"Dark Matter" is based on this academic horror story. Coming out so soon after the Seung-Hui Cho massacre at Virginia Tech adds another whole level of creepiness to the enterprise.
The first two-thirds of "Dark Matter" hint at none of this, save an occasional quick cut to the Asian student looking sweaty and determined, as if he's just come in from a timed run. Chinese actor Liu Ye plays Liu Xing, a brilliant cosmology student recruited as a graduate gofer for a theoretical physicist played by Aidan Quinn, who strikes the right amount of patronizing bonhomie. Meryl Streep plays a sympathetic school sponsor who takes Xing under her wing, but her interests run to cultural exchange, not the cosmos.
With his fellow exchange students, Xing falls for the allure of Western academia, even boasting of marrying a blue-eyed blonde after he wins the Nobel Prize. This settling-in occupies the main portion of the film and is full of pleasant, fairly banal clichés. Although first-time director Chen Shi-zeng, who comes from a previous career staging opera, divides the film into the five Chinese primordial elements. Complete with acts and titles, it's all pretty underwhelming. The vast scientific discoveries are handled by professors looking at scribbled notes and exclaiming "A-ha!"
Xing is surprised to discover, late in the film, that Western academics can be just as ruthless as communist apparatchiks and, ill equipped emotionally to handle the humiliation, takes his guns to town.
There is virtually no foreshadowing, which might be true to life, but we're talking about a movie here, which absolutely requires heightened structure. It's too bad in the case of actor Liu Ye, who is adept at suggesting a moral blank slate, hopeless at life when he's not wrestling with fundamental questions of the universe.

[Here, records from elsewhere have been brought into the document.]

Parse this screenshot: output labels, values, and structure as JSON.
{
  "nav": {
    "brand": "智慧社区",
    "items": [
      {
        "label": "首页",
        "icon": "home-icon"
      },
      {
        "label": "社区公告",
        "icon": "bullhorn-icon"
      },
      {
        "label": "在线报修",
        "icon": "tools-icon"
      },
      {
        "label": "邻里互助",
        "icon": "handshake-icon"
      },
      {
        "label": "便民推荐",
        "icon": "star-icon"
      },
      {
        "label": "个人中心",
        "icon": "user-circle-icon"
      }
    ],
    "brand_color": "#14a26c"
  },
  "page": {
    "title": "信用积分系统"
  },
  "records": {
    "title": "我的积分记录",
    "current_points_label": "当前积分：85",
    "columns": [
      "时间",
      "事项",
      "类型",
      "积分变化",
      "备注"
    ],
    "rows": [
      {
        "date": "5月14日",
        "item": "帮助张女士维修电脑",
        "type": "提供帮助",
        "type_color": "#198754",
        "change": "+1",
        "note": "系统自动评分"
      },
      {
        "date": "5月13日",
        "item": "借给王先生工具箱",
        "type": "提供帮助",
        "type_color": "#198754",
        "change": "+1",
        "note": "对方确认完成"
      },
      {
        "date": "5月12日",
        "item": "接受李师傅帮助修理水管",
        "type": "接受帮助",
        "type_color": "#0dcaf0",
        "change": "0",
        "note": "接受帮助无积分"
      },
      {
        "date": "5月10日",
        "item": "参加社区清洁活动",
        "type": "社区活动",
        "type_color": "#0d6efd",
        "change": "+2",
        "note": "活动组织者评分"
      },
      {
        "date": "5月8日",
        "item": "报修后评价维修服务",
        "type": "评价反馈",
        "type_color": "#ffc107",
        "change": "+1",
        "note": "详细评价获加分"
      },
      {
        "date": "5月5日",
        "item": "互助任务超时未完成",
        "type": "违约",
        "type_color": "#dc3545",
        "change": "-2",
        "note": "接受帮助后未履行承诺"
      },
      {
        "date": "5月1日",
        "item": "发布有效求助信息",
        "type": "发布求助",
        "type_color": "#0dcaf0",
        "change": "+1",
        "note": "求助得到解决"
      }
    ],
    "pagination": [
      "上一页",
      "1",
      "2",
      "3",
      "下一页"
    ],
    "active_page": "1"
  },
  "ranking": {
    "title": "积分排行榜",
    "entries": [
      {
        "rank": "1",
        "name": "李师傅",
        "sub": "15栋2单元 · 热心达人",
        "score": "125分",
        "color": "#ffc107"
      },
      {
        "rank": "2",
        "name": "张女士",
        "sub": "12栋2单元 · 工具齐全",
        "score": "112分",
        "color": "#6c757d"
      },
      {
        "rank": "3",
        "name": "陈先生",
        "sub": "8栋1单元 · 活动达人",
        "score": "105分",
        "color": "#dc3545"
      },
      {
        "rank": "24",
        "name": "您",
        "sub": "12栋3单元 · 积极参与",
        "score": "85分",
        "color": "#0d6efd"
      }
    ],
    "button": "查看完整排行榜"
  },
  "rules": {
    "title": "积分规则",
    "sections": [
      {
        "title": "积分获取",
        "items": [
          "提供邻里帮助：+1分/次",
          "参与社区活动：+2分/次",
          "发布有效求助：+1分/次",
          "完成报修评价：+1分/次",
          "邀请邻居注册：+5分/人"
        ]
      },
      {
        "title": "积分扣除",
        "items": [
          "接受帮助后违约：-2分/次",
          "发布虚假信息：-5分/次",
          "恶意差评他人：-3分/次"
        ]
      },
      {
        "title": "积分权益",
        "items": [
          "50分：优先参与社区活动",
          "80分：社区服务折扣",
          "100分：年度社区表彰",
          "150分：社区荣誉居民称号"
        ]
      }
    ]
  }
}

In what is essentially a supporting role, Streep is a revelation at such suggestion, particularly in an unsettling scene when the student attempts to get close to her with gifts of facial cream. Streep looks suspended between heaven and hell; the student merely looks as if he needs an academic adviser.